TELEVISION Quality seems to be the very last thing on BBC execs mind, writes Declan Lynch
THERE was a general air of stupefaction when the BBC bleeped the word “faggot” from Fairytale Of New York. But those of you who were reading this column last week were not surprised at all. No, you’ll have smiled knowingly, remembering that opening line about the the BBC being dead, killed by many things but mainly by the wrong sort of people rising to positions of power within that once-great corporation.
With exquisite timing, on the very next day, we learn that someone in a position of power at the BBC has nothing better to be doing than censoring perfectly good songs for no good reason. And within this sad vignette, we can glimpse the broader calamity which has reduced the BBC to the level of any other channel of the 800,000 currently available.
It reveals the sort of thinking which seems to take almost everything into account, apart forn the one thing which matters — and lest we forget, the one thing that matters, the only thing that should concern any BBC person in relation to any piece of work, is whether it is any good.
Is Fairytale Of New York any good ? Yes, it is very good indeed.
That should be the only issue at stake here, the rest is all form-filling.
Because it’s hard to be good.
It can take a lot out of you, being good. And if you’re spending any time at all worrying about offending people, you probably won’t manage it.
In fact, you’ll end up being offensive anyway, to those of us who like good things. Ronan Keating offended me, for example, when he changed “you cheap lousy faggot”, to “you’re cheap and you’re haggard”, but I didn’t complain about it much. Until now.

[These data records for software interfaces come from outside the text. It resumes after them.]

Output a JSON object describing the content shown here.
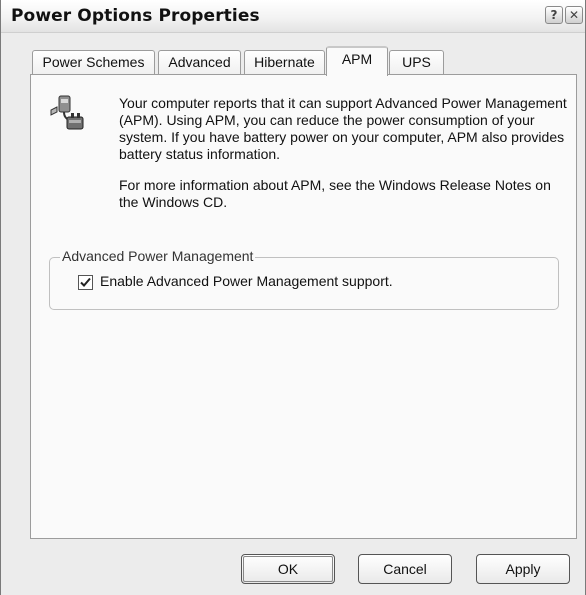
{
  "window": {
    "title": "Power Options Properties",
    "help_glyph": "?",
    "close_glyph": "✕"
  },
  "tabs": [
    {
      "label": "Power Schemes",
      "active": false
    },
    {
      "label": "Advanced",
      "active": false
    },
    {
      "label": "Hibernate",
      "active": false
    },
    {
      "label": "APM",
      "active": true
    },
    {
      "label": "UPS",
      "active": false
    }
  ],
  "apm": {
    "icon": "apm-plug-icon",
    "paragraph1": "Your computer reports that it can support Advanced Power Management (APM).  Using APM, you can reduce the power consumption of your system.  If you have battery power on your computer, APM also provides battery status information.",
    "paragraph2": "For more information about APM, see the Windows Release Notes on the Windows CD.",
    "group_label": "Advanced Power Management",
    "checkbox_label": "Enable Advanced Power Management support.",
    "checkbox_checked": true
  },
  "buttons": {
    "ok": "OK",
    "cancel": "Cancel",
    "apply": "Apply"
  }
}
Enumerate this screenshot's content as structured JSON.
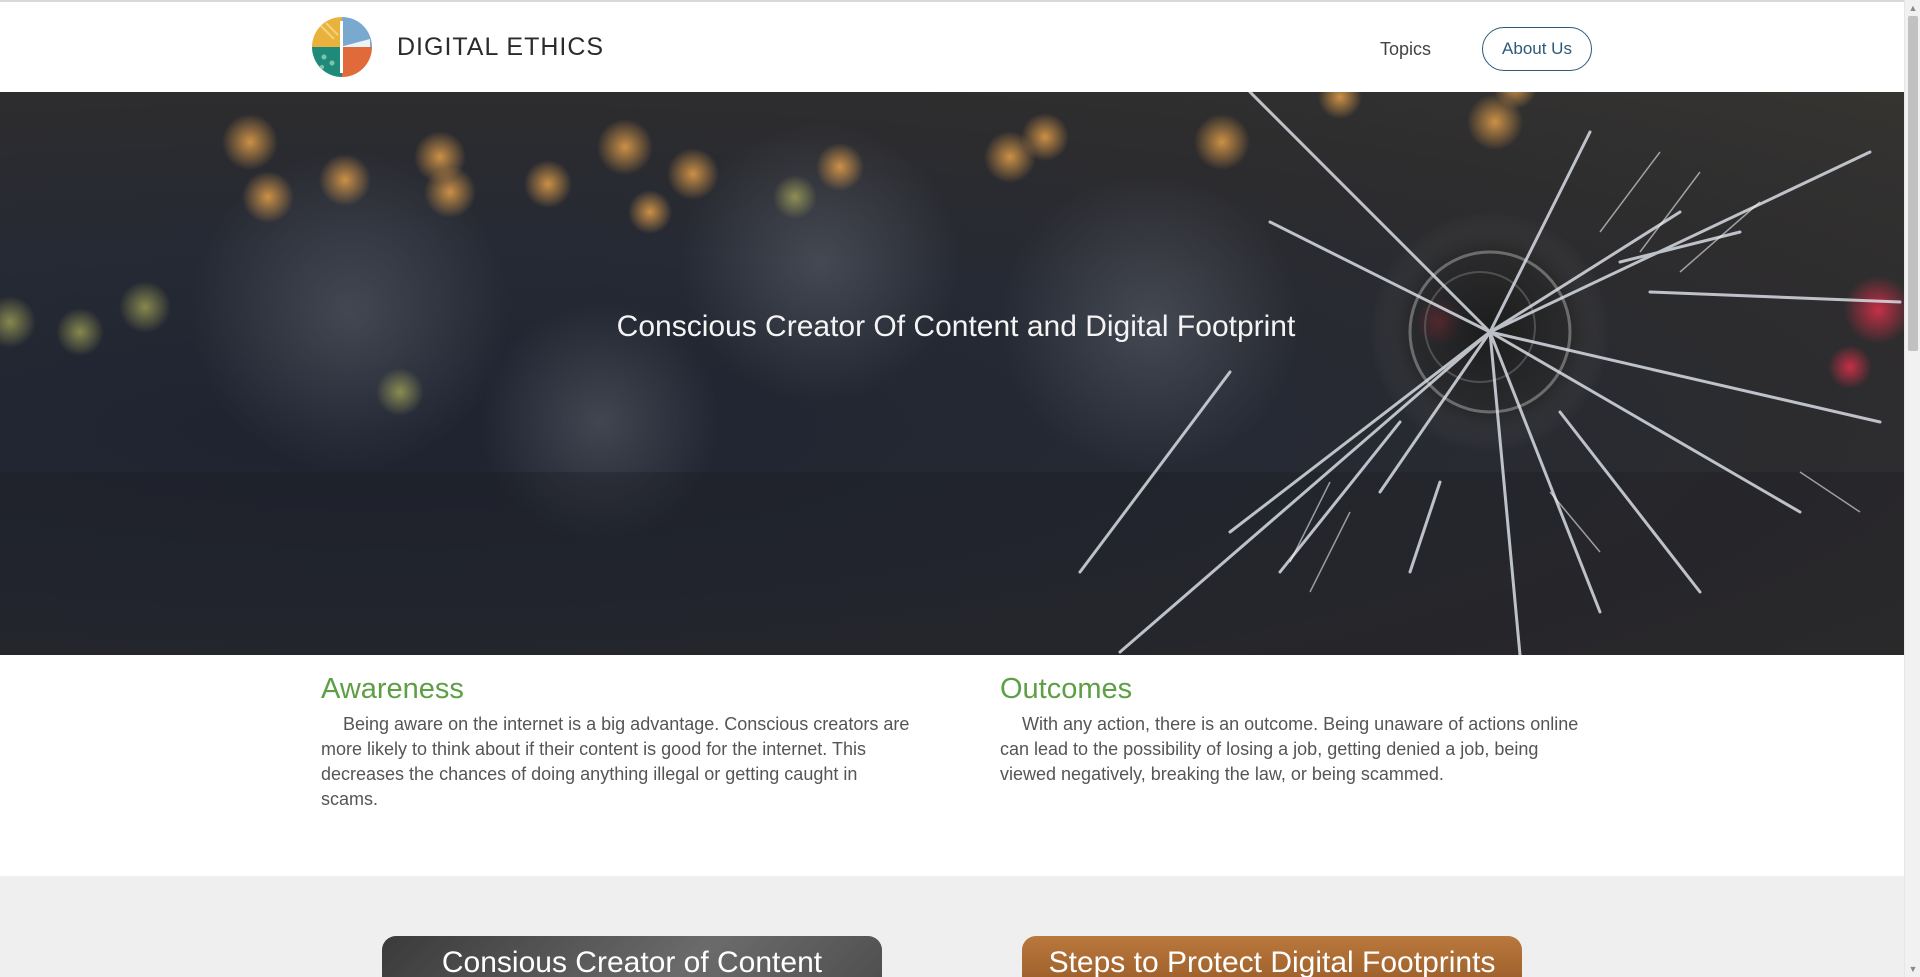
{
  "header": {
    "brand": "DIGITAL ETHICS",
    "nav": {
      "topics": "Topics",
      "about": "About Us"
    }
  },
  "hero": {
    "title": "Conscious Creator Of Content and Digital Footprint"
  },
  "sections": {
    "awareness": {
      "heading": "Awareness",
      "text": "Being aware on the internet is a big advantage. Conscious creators are more likely to think about if their content is good for the internet. This decreases the chances of doing anything illegal or getting caught in scams."
    },
    "outcomes": {
      "heading": "Outcomes",
      "text": "With any action, there is an outcome. Being unaware of actions online can lead to the possibility of losing a job, getting denied a job, being viewed negatively, breaking the law, or being scammed."
    }
  },
  "cards": [
    {
      "label": "Consious Creator of Content"
    },
    {
      "label": "Steps to Protect Digital Footprints"
    }
  ],
  "colors": {
    "accent_green": "#5c9f45",
    "nav_button_blue": "#2e5a7a"
  }
}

You also encounter this fearful mentality in other areas. “What’s in this for women?” they might ask a programme-maker, who should reply that if something is good, then everyone, including women, will feel the benefit. So that’s what is in it for women — its goodness.
Ah, but that’s not what is meant at all. These fearful types would be perfectly happy if the work was a complete load of cobblers, so long as there’s something in it for women. And seemingly, there’s a lot of types like that in the BBC these days, wasting everyone’s time on stuff that doesn’t matter, asking all the wrong questions.
THERE wasn’t much for women in Himself the recent profile on Setanta of the golfer Christy O’Connor (Senior). So why did they make it?
Something to do with the fact that Christy O’Connor seemed for many years to be one of the few Irish people who were any good at anything, in this case the game of golf. He was also very good at drinking and staying up late and generally having a wonderful time, after which he could still be standing on the first tee at first light, starting with a solid par and then going birdie, birdie, birdie on his way to shooting a new course record of 62.
In fact, in these days, when the ancient recreations of men are increasingly reviled, there would probably be some sort of a law against Christy O’Connor, or “Himself”, as he is known to his butties, in stereotypical fashion.
Indeed, if a female equivalent inspired a documentary called Herself, it would be seen as faintly patronising.
Yet, as we searched the film in vain for something that might be offensive to lesbians and gay men, we could only agree with contributor Niall Toibin, who ventured the view that the two greatest Irishmen of all time are the singer John McCormack and the same Christy O’Connor. Were they any good? Yes, they were very good indeed. In fact, they were great. And, while you can see a plaque to my fellow Athlone man McCormack on the front of an excellent Chinese takeaway in the town, you can remember “Himself” on DVD.
THEN again there is such a thing as prejudice, and we must guard against it. Having seen Mr Jacob Zuma, the new head of the ANC on an RTE news report for approximately 45 seconds, I formed the iron conviction that this man would be the scourge of Africa.
Just a few key words like “acquitted on rape charges”, and “massive corruption claims” led me to jump to the conclusion that this man needs to be watched carefully..
I can only hope that I’m wrong about this. For once.
The Book of Poor Ould Fellas, written by Declan Lynch and Arthur Mathews, published by Hodder Headline,â‚¬14.32 makes an ideal last-minute Christmas present
– Declan Lynch